- We spent a proportion x of total time working 'on' at a power P
- We thus spend a time 1-x as 'off'
- 'off' is done at 70% of the power than 'on' is
- The average power is ones FTP

The formula is thus:

Average power = x * P + (1-x) * P * 0.7 = FTP

Rearranging, we have 

P = FTP/(0.7 + 0.3*x)

or in terms of % FTP and % time spent on the front (X): 

P = 100/(0.7 + 0.003*X)

We now have the ability to check the figures - how does this stack up with what we know? Clearly, if x=0 or x=1 we have the 'correct' answer. If x = 0.33 (as in our initial example), we then calculate than

P(33.3) = 125

This is significantly higher than our initial estimate done by 'feel'. In fact, doing a minute at 125% FTP followed by 2 minutes at 87.5% FTP is probably too tough to be done in training (untapered) for 2x20'. Plugging in more random numbers (20% corresponding to a weak rider and 60% corresponding to a strong one), we have:

P(20) = 131.5 and P(60) = 113.6

Looking at these, I know which I would rather do (let's say 1' on @ 131%, 4' off @ 92% vs 3' on @ 113.6%, 2' off @ 79.5%). In fact, as the intensity of the 'on' section is increasing, so is the punishing nature of the session. This brings us back to the concept of Normalized Power, which takes into account the variability of the effort and 'rewards' a more disparate series of efforts with a higher number.

Clearly, we now have two choices:

- Use NP to calculate our intensities. This will require a small amount of coding, but should be very doable.
- Change our assumption that the whole session must equal a certain % FTP to some other criterion.

In the interests of science, I am going to try out option (1) first, but haven't ruled out that giving spurious results either.

One more thing (before I sign off) that strikes me is that our formula for the session power can be altered to reflect different coefficients of drafting savings. For example, if you have a more upright stance than your teammates, the draft factor may be higher than 0.7, and vice versa. It is also possible to see how the effect of hills might be modelled - the drafting effect will be vastly reduced going uphill, and the overall intensity will be increased and correspondingly decreased for downhill sections.

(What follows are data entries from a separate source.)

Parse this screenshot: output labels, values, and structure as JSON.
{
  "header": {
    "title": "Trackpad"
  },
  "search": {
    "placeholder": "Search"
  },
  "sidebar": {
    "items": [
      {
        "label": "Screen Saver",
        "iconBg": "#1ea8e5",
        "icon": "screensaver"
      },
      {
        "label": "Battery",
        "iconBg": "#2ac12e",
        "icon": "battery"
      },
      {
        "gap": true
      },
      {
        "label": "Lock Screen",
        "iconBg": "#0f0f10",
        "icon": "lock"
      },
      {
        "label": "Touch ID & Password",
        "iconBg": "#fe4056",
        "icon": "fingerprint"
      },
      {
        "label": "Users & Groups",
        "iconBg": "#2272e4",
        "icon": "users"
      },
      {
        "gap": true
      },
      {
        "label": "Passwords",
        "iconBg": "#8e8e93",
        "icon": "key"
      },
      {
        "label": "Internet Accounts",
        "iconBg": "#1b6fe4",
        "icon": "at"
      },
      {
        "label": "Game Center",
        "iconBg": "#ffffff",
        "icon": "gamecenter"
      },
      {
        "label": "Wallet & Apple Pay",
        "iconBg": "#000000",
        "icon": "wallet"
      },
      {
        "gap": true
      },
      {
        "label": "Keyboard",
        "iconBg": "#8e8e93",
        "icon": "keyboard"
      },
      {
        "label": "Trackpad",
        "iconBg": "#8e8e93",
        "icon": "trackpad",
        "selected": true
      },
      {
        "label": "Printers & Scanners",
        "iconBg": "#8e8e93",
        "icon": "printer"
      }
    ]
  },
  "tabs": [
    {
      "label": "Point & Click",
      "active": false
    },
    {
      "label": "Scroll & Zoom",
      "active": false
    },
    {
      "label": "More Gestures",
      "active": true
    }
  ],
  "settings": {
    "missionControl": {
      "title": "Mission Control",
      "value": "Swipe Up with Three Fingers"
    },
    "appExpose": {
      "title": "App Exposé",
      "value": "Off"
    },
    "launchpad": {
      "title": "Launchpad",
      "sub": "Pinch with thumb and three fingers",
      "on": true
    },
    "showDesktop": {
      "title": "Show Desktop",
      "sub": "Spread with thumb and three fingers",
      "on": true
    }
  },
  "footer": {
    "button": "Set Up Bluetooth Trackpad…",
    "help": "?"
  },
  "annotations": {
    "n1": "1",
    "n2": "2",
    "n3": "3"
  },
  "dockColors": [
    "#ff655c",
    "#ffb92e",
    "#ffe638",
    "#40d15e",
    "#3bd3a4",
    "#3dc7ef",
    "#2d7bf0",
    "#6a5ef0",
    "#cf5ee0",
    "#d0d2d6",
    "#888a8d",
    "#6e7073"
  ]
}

I fear that this post may also need a 'part two' - I will endeavour to write it while the idea is fresh in my mind!

No comments:

Post a Comment